I love visiting galleries and museums and usually leave feeling inspired in some way.
Why do we need gender equality in research?
Role models are super important – “you can’t be what you can’t see”. It’s still often the case in art schools that even though most students are women, most of their lecturers are men. When I was working as a curator the team at my level were all women, while the Head of Art and the Keeper of Art were both men. This isn’t just a coincidence!
I often feel self-conscious of being a young woman in research – worried that I don’t look enough like a researcher, that people won’t recognise me as a subject specialist or take me seriously. That’s a very damaging way to think and it absolutely comes from not seeing people like myself represented in research.
What advice do you have for fellow researchers?
It’ll be tough, but you CAN do it. I’ve dealt with imposter syndrome a lot throughout my PhD. However, my mum often reminds me “you wouldn’t be here doing it if someone didn’t know that you’re able to”. A PhD requires a lot of dedication, obsessive attention to detail, time management and passion – if you can do all of those, you can do a PhD!
Now that I’m mostly in the writing stage, I find the Pomodoro technique very effective for getting work done, interspersed with short breaks. I also know I’m most productive in the mornings so will try to get a lot done then and keep the afternoons for emails, lesson planning and other admin tasks.
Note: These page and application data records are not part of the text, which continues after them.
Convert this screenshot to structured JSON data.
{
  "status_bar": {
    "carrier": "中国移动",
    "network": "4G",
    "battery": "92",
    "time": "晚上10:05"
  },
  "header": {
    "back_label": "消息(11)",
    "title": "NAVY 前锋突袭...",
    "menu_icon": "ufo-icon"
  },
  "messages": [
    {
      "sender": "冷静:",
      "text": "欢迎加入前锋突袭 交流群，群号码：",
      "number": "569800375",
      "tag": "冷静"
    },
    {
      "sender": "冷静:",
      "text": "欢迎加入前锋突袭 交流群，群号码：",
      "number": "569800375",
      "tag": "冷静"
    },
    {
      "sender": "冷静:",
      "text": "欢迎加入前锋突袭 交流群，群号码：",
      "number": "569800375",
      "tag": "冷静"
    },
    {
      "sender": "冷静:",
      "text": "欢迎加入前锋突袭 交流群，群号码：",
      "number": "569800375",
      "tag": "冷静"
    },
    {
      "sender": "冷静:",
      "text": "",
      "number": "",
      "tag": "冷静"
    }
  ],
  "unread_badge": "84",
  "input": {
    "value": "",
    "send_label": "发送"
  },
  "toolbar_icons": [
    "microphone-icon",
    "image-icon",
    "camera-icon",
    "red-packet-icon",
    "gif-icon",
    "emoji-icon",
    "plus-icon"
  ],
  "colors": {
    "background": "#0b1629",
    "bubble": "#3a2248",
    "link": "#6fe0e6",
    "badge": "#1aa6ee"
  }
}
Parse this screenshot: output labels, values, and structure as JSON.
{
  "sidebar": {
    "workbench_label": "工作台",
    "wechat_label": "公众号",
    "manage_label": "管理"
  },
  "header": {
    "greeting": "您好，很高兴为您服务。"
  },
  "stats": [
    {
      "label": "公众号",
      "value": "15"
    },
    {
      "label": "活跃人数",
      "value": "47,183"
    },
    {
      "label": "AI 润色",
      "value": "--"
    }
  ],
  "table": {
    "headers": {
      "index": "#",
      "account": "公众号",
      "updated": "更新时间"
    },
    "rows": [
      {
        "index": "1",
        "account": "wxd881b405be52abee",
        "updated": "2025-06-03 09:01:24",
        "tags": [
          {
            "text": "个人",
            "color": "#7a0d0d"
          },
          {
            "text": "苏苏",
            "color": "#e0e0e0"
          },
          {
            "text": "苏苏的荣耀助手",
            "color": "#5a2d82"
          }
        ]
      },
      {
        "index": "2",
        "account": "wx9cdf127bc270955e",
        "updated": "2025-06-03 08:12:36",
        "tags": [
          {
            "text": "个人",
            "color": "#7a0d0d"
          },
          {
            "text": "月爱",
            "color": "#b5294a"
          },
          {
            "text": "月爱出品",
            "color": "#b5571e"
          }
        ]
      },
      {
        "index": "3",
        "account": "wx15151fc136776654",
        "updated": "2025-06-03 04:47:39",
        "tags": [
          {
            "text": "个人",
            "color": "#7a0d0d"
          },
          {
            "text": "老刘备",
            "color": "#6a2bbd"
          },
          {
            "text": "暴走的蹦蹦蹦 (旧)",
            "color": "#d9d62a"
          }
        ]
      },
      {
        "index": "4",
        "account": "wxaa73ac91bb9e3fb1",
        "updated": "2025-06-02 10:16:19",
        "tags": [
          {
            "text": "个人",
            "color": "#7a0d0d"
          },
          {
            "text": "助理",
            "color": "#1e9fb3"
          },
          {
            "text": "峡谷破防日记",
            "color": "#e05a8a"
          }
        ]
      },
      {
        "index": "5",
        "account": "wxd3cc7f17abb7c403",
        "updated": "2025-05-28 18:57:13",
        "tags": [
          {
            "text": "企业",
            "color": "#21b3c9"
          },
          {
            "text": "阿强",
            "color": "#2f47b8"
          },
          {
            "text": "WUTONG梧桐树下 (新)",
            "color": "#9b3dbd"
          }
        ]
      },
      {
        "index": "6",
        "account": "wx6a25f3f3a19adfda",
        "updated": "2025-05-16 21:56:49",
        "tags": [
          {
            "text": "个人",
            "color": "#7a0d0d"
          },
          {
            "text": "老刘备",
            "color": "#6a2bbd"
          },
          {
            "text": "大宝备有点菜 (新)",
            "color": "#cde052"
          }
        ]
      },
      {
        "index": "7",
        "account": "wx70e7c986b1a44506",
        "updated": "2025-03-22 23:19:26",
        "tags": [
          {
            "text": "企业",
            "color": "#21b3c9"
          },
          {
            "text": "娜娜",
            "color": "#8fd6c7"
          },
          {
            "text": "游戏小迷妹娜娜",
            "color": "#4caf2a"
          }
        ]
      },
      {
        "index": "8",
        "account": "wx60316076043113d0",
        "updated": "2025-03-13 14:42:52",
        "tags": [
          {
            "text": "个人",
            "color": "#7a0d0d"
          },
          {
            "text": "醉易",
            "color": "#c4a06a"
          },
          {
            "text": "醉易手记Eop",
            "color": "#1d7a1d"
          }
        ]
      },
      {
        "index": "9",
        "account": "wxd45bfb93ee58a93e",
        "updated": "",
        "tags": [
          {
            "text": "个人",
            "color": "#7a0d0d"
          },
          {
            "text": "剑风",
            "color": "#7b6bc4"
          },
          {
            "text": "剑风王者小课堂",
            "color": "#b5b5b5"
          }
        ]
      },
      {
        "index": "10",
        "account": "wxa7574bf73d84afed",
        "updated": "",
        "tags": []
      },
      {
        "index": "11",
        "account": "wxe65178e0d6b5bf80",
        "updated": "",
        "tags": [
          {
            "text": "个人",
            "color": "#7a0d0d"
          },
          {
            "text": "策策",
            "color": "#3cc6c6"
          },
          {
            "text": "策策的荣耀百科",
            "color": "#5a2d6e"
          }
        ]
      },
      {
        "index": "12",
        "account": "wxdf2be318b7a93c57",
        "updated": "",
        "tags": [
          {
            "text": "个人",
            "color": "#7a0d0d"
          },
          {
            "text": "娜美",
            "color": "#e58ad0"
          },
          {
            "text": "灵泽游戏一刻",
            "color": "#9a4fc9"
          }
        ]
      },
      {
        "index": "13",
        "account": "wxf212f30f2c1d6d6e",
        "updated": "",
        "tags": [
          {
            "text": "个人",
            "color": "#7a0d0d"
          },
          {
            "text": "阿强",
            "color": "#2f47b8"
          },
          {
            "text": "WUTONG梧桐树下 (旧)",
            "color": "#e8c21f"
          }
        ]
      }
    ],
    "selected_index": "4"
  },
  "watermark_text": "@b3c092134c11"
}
It’s important to have a work/life balance too, so try and have some protected relaxing time as well as protected writing time.